A report by the US-based anti-poverty organisation One says much of the progress made over the past two decades in tackling extreme poverty has been put at risk by corruption and crime.
Corrupt activities include the use of phantom firms and money laundering.
The report blames corruption for 3.6 million deaths every year.
If action were taken to end secrecy that allows corruption to thrive – and if the recovered revenues were invested in health – the group calculates that many deaths could be prevented in low-income countries.
Corruption is overshadowing natural disasters and disease as the scourge of poor countries, the report says
One describes its findings as a “trillion dollar scandal”.
“Corruption inhibits private investment, reduces economic growth, increases the cost of doing business and can lead to political instability,” the report says.
“But in developing countries, corruption is a killer.

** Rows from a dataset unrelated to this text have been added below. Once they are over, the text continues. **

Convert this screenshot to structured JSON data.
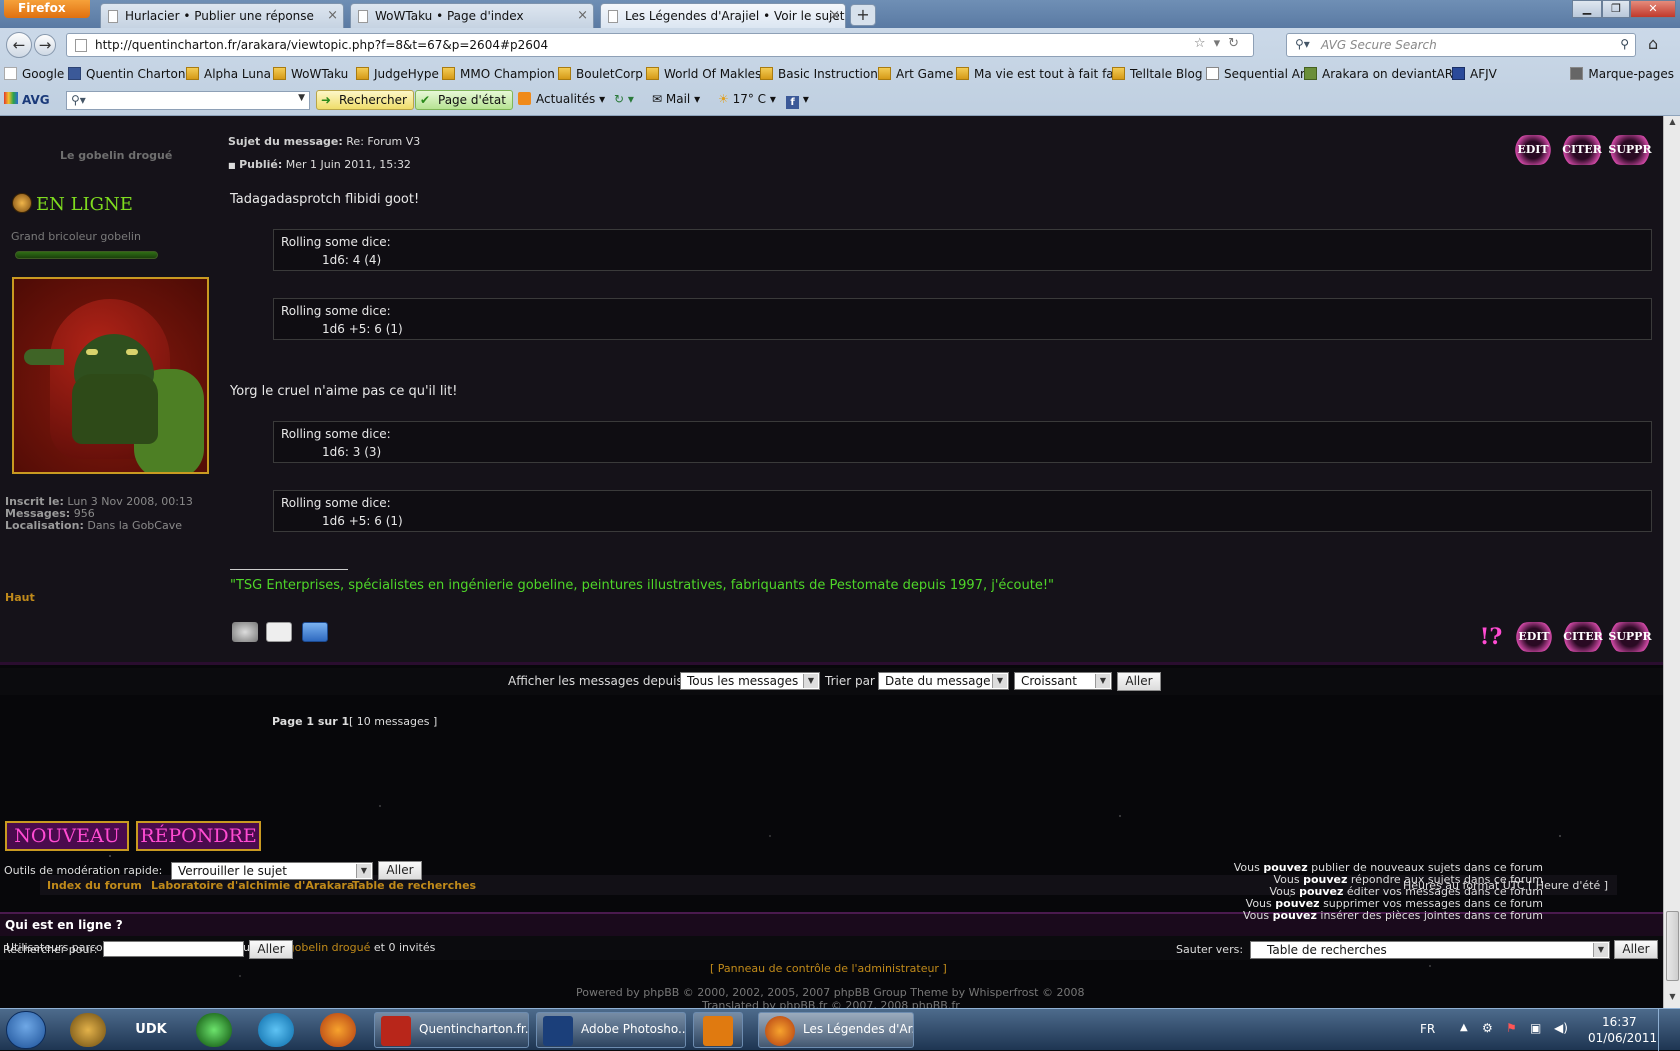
{
  "browser": {
    "app_button": "Firefox",
    "tabs": [
      {
        "label": "Hurlacier • Publier une réponse"
      },
      {
        "label": "WoWTaku • Page d'index"
      },
      {
        "label": "Les Légendes d'Arajiel • Voir le sujet -..."
      }
    ],
    "url": "http://quentincharton.fr/arakara/viewtopic.php?f=8&t=67&p=2604#p2604",
    "search_placeholder": "AVG Secure Search",
    "bookmarks": [
      "Google",
      "Quentin Charton",
      "Alpha Luna",
      "WoWTaku",
      "JudgeHype",
      "MMO Champion",
      "BouletCorp",
      "World Of Makles",
      "Basic Instructions",
      "Art Game",
      "Ma vie est tout à fait fa...",
      "Telltale Blog",
      "Sequential Art",
      "Arakara on deviantART",
      "AFJV"
    ],
    "bookmarks_menu": "Marque-pages",
    "avg": {
      "logo": "AVG",
      "search": "Rechercher",
      "status": "Page d'état",
      "news": "Actualités",
      "mail": "Mail",
      "weather": "17° C"
    }
  },
  "post": {
    "author": "Le gobelin drogué",
    "online": "EN LIGNE",
    "rank": "Grand bricoleur gobelin",
    "joined_label": "Inscrit le:",
    "joined": "Lun 3 Nov 2008, 00:13",
    "messages_label": "Messages:",
    "messages": "956",
    "location_label": "Localisation:",
    "location": "Dans la GobCave",
    "subject_label": "Sujet du message:",
    "subject": "Re: Forum V3",
    "posted_label": "Publié:",
    "posted": "Mer 1 Juin 2011, 15:32",
    "line1": "Tadagadasprotch flibidi goot!",
    "line2": "Yorg le cruel n'aime pas ce qu'il lit!",
    "dice_title": "Rolling some dice:",
    "rolls": [
      "1d6: 4 (4)",
      "1d6 +5: 6 (1)",
      "1d6: 3 (3)",
      "1d6 +5: 6 (1)"
    ],
    "signature": "\"TSG Enterprises, spécialistes en ingénierie gobeline, peintures illustratives, fabriquants de Pestomate depuis 1997, j'écoute!\"",
    "top_link": "Haut",
    "actions": {
      "edit": "EDIT",
      "quote": "CITER",
      "delete": "SUPPR",
      "report": "!?"
    }
  },
  "sort": {
    "display_label": "Afficher les messages depuis:",
    "display_value": "Tous les messages",
    "sort_label": "Trier par",
    "sort_value": "Date du message",
    "order_value": "Croissant",
    "go": "Aller"
  },
  "pagination": {
    "new": "NOUVEAU",
    "reply": "RÉPONDRE",
    "page": "Page 1 sur 1",
    "count": "[ 10 messages ]"
  },
  "navlinks": {
    "index": "Index du forum",
    "lab": "Laboratoire d'alchimie d'Arakara",
    "table": "Table de recherches",
    "timezone": "Heures au format UTC [ Heure d'été ]"
  },
  "who": {
    "title": "Qui est en ligne ?",
    "prefix": "Utilisateurs parcourant actuellement ce forum :",
    "user": "Le gobelin drogué",
    "suffix": "et 0 invités"
  },
  "moderation": {
    "label": "Outils de modération rapide:",
    "value": "Verrouiller le sujet",
    "go": "Aller"
  },
  "permissions": [
    {
      "pre": "Vous",
      "b": "pouvez",
      "post": "publier de nouveaux sujets dans ce forum"
    },
    {
      "pre": "Vous",
      "b": "pouvez",
      "post": "répondre aux sujets dans ce forum"
    },
    {
      "pre": "Vous",
      "b": "pouvez",
      "post": "éditer vos messages dans ce forum"
    },
    {
      "pre": "Vous",
      "b": "pouvez",
      "post": "supprimer vos messages dans ce forum"
    },
    {
      "pre": "Vous",
      "b": "pouvez",
      "post": "insérer des pièces jointes dans ce forum"
    }
  ],
  "search": {
    "label": "Rechercher pour:",
    "go": "Aller"
  },
  "jump": {
    "label": "Sauter vers:",
    "value": "Table de recherches",
    "go": "Aller"
  },
  "admin_link": "[ Panneau de contrôle de l'administrateur ]",
  "footer": {
    "powered": "Powered by phpBB © 2000, 2002, 2005, 2007 phpBB Group Theme by Whisperfrost © 2008",
    "translated": "Translated by phpBB.fr © 2007, 2008 phpBB.fr"
  },
  "taskbar": {
    "tasks": [
      "Quentincharton.fr...",
      "Adobe Photosho...",
      "Les Légendes d'Ar..."
    ],
    "lang": "FR",
    "time": "16:37",
    "date": "01/06/2011",
    "udk": "UDK"
  },
  "colors": {
    "link": "#c08a1a",
    "online": "#7fdc1f",
    "signature": "#4fd629",
    "accent": "#ff4bd2"
  }
}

When governments are deprived of their own resources to invest in health care, food security or essential infrastructure, it costs lives and the biggest toll is on children.”
The report says that if corruption was eradicated in sub-Saharan Africa:
- Education would be provided to an additional 10 million children per year
- Money would be available to pay for an additional 500,000 primary school teachers
- Antiretroviral drugs for more than 11 million people with HIV/Aids would be provided
One is urging G-20 leaders meeting in Australia in November to take various measures to tackle the problem including making information public about who owns companies and trusts to prevent them being used to launder money and conceal the identity of criminals.
It is advocating the introduction of mandatory reporting laws for the oil, gas and mining sectors so that countries’ natural resources “are not effectively stolen from the people living above them”.
It is recommending action against tax evaders “so that developing countries have the information they need to collect the taxes they are due” and more open government so that people can hold authorities accountable for the delivery of essential services.